Designing Facilities to Limit Forklift Accidents
The Occupational Safety and Health Administration (OSHA) estimates that there are 34,900 serious injuries, including 85 fatal accidents per year in the United States involving forklifts. It is estimated that 11% of all forklifts will be involved in some type of accident each year. The manufacturing industry is the industry that is most affected by forklift accidents, representing 42.5% of fatal accidents.
Drivers of Forklift Accidents
Many work-related factors can cause accidents with forklift trucks, such as lack of training, poor maintenance, blocked vision, improper backing, speed, poorly stacked loads, improper communication or workplace design. In assembly factories, poor workplace design is one of the main factors for forklift accidents.
Design and Layout Considerations
Creating designated walkways to separate pedestrians and forklifts is a must in the industry but poor workplace design also includes narrow, crowded and cluttered aisles, working in the general area of forklift operations and mainly forklift traffic in work areas.
Traffic in work areas occurs when forklifts are used to handle and transport input, work in progress or output to work cells. Most companies have limited work space increasing the risk of accidents. To reduce the risk of accidents, process engineers need to consider handling the material differently. Light materials (less than 2000lbs) can be handled by using jiggers, conveyors, push carts, tugger carts or by redesigning the floor layout and redefining processes. The spaghetti diagram below is a good tool to review forklift congestion.

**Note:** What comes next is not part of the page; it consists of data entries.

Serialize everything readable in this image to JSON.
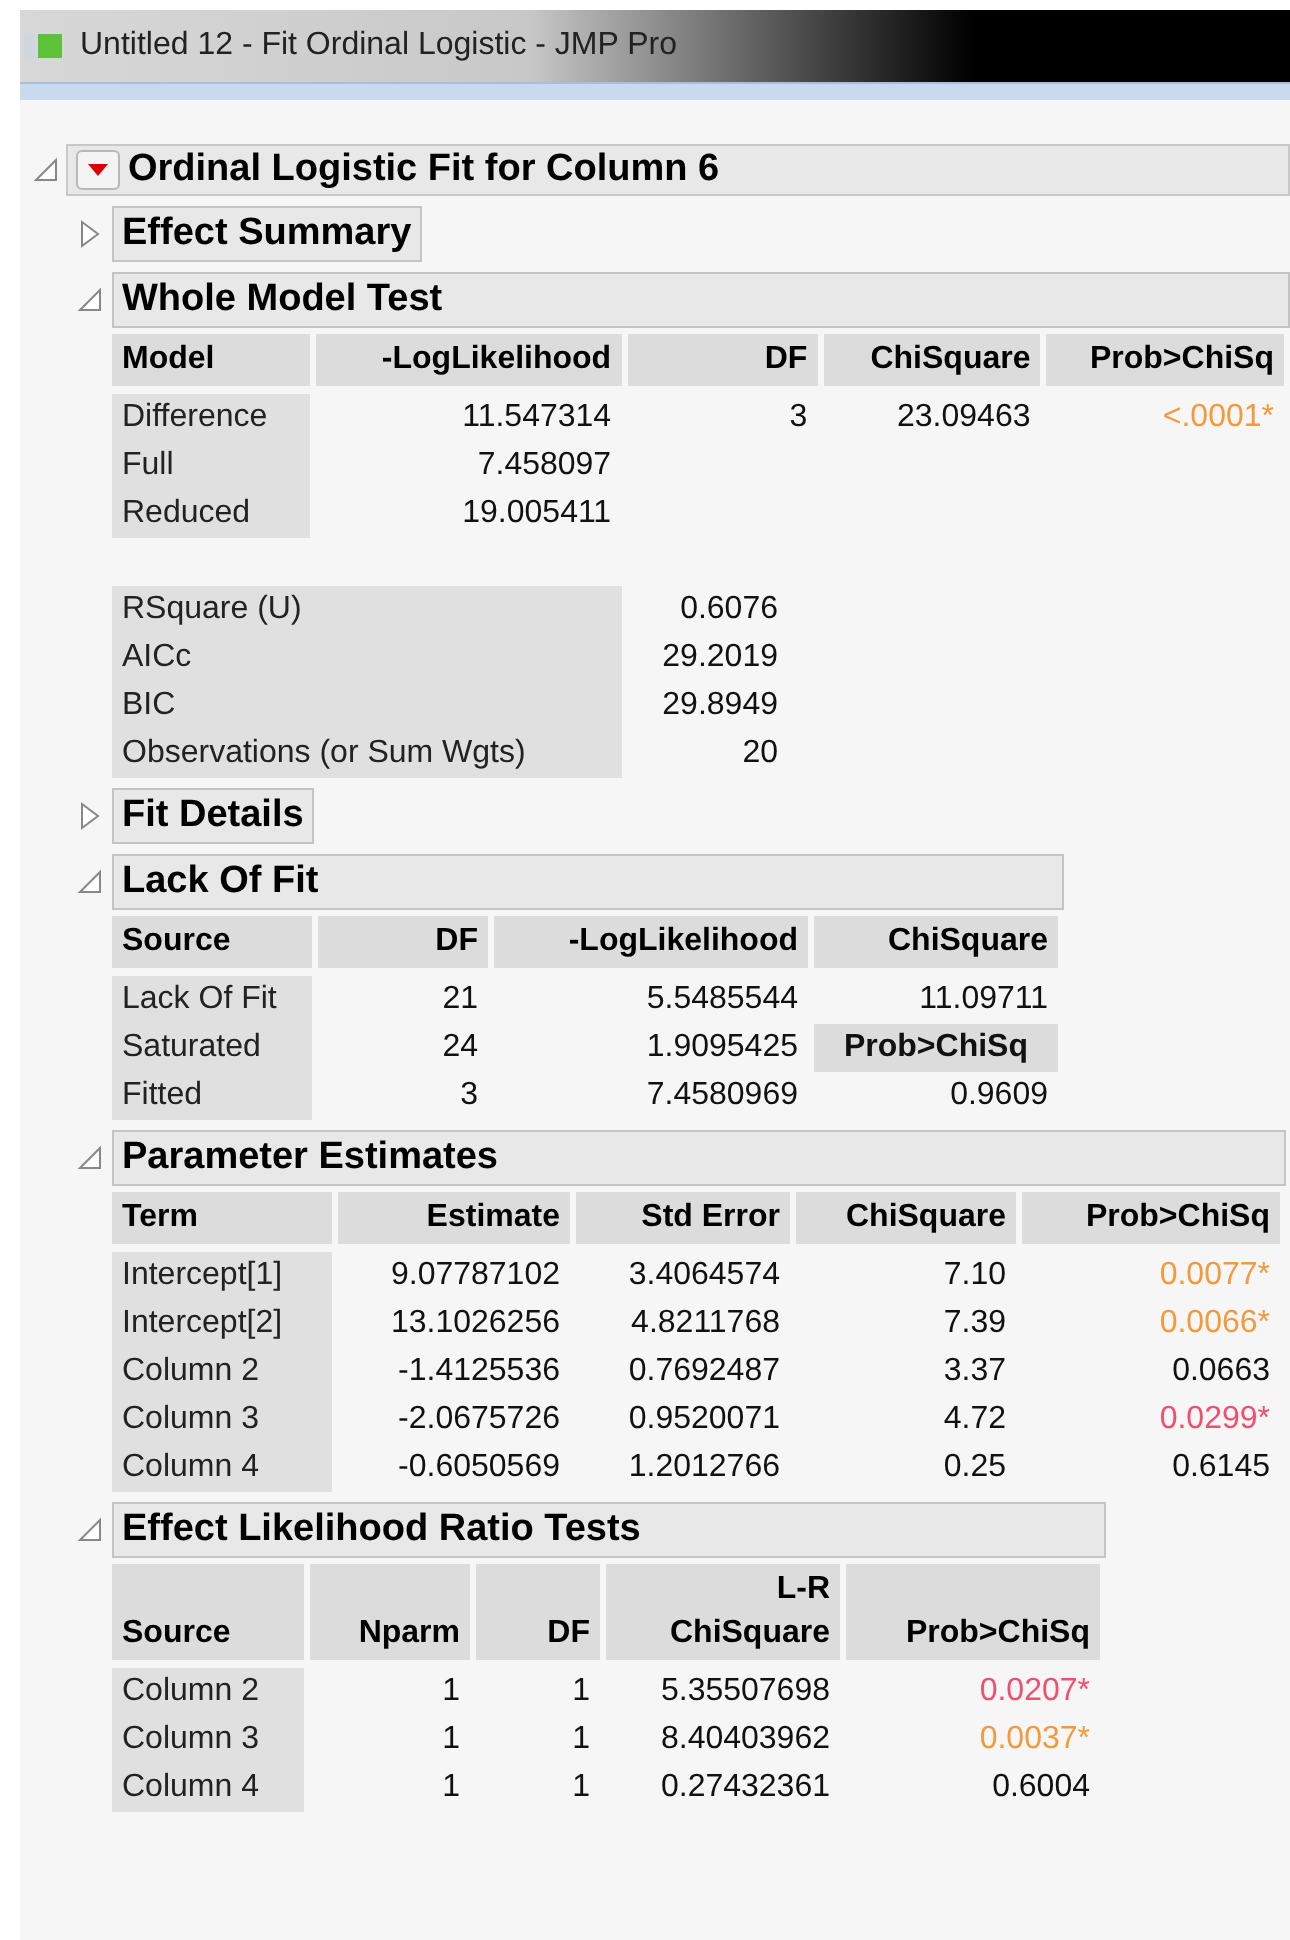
{
  "window": {
    "title": "Untitled 12 - Fit Ordinal Logistic - JMP Pro"
  },
  "report": {
    "title": "Ordinal Logistic Fit for Column 6",
    "expanded": true,
    "sections": [
      {
        "title": "Effect Summary",
        "expanded": false
      },
      {
        "title": "Whole Model Test",
        "expanded": true,
        "tables": [
          {
            "columns": [
              {
                "label": "Model"
              },
              {
                "label": "-LogLikelihood"
              },
              {
                "label": "DF"
              },
              {
                "label": "ChiSquare"
              },
              {
                "label": "Prob>ChiSq"
              }
            ],
            "rows": [
              [
                "Difference",
                "11.547314",
                "3",
                "23.09463",
                {
                  "text": "<.0001*",
                  "color": "#f39a3c"
                }
              ],
              [
                "Full",
                "7.458097"
              ],
              [
                "Reduced",
                "19.005411"
              ]
            ]
          },
          {
            "rows": [
              [
                "RSquare (U)",
                "0.6076"
              ],
              [
                "AICc",
                "29.2019"
              ],
              [
                "BIC",
                "29.8949"
              ],
              [
                "Observations (or Sum Wgts)",
                "20"
              ]
            ]
          }
        ]
      },
      {
        "title": "Fit Details",
        "expanded": false
      },
      {
        "title": "Lack Of Fit",
        "expanded": true,
        "tables": [
          {
            "columns": [
              {
                "label": "Source"
              },
              {
                "label": "DF"
              },
              {
                "label": "-LogLikelihood"
              },
              {
                "label": "ChiSquare"
              }
            ],
            "rows": [
              [
                "Lack Of Fit",
                "21",
                "5.5485544",
                "11.09711"
              ],
              [
                "Saturated",
                "24",
                "1.9095425",
                {
                  "text": "Prob>ChiSq",
                  "kind": "header"
                }
              ],
              [
                "Fitted",
                "3",
                "7.4580969",
                "0.9609"
              ]
            ]
          }
        ]
      },
      {
        "title": "Parameter Estimates",
        "expanded": true,
        "tables": [
          {
            "columns": [
              {
                "label": "Term"
              },
              {
                "label": "Estimate"
              },
              {
                "label": "Std Error"
              },
              {
                "label": "ChiSquare"
              },
              {
                "label": "Prob>ChiSq"
              }
            ],
            "rows": [
              [
                "Intercept[1]",
                "9.07787102",
                "3.4064574",
                "7.10",
                {
                  "text": "0.0077*",
                  "color": "#f39a3c"
                }
              ],
              [
                "Intercept[2]",
                "13.1026256",
                "4.8211768",
                "7.39",
                {
                  "text": "0.0066*",
                  "color": "#f39a3c"
                }
              ],
              [
                "Column 2",
                "-1.4125536",
                "0.7692487",
                "3.37",
                "0.0663"
              ],
              [
                "Column 3",
                "-2.0675726",
                "0.9520071",
                "4.72",
                {
                  "text": "0.0299*",
                  "color": "#f0506e"
                }
              ],
              [
                "Column 4",
                "-0.6050569",
                "1.2012766",
                "0.25",
                "0.6145"
              ]
            ]
          }
        ]
      },
      {
        "title": "Effect Likelihood Ratio Tests",
        "expanded": true,
        "tables": [
          {
            "columns": [
              {
                "label": "Source"
              },
              {
                "label": "Nparm"
              },
              {
                "label": "DF"
              },
              {
                "label": "ChiSquare",
                "top": "L-R"
              },
              {
                "label": "Prob>ChiSq"
              }
            ],
            "rows": [
              [
                "Column 2",
                "1",
                "1",
                "5.35507698",
                {
                  "text": "0.0207*",
                  "color": "#f0506e"
                }
              ],
              [
                "Column 3",
                "1",
                "1",
                "8.40403962",
                {
                  "text": "0.0037*",
                  "color": "#f39a3c"
                }
              ],
              [
                "Column 4",
                "1",
                "1",
                "0.27432361",
                "0.6004"
              ]
            ]
          }
        ]
      }
    ]
  }
}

In addition to just optimizing layouts, reducing forklift use can be part of the solution. Besides improving safety, lower forklift can potentially benefit maintenance, congestion, flexibility and productivity. For example, instead of carrying 1 load of finished products at a time from a work area to storage area with a forklift, tugger carts can be used to carry multiple loads of finished products including empty carts that can be left in work areas afterwards. Furthermore, tugger operators always have a clear view because the loading is done in the back.
Overall forklifts should be restricted to their designated work areas, where vertical storage is needed or for shipping purposes. This should contribute in the reduction of accidents involving forklifts.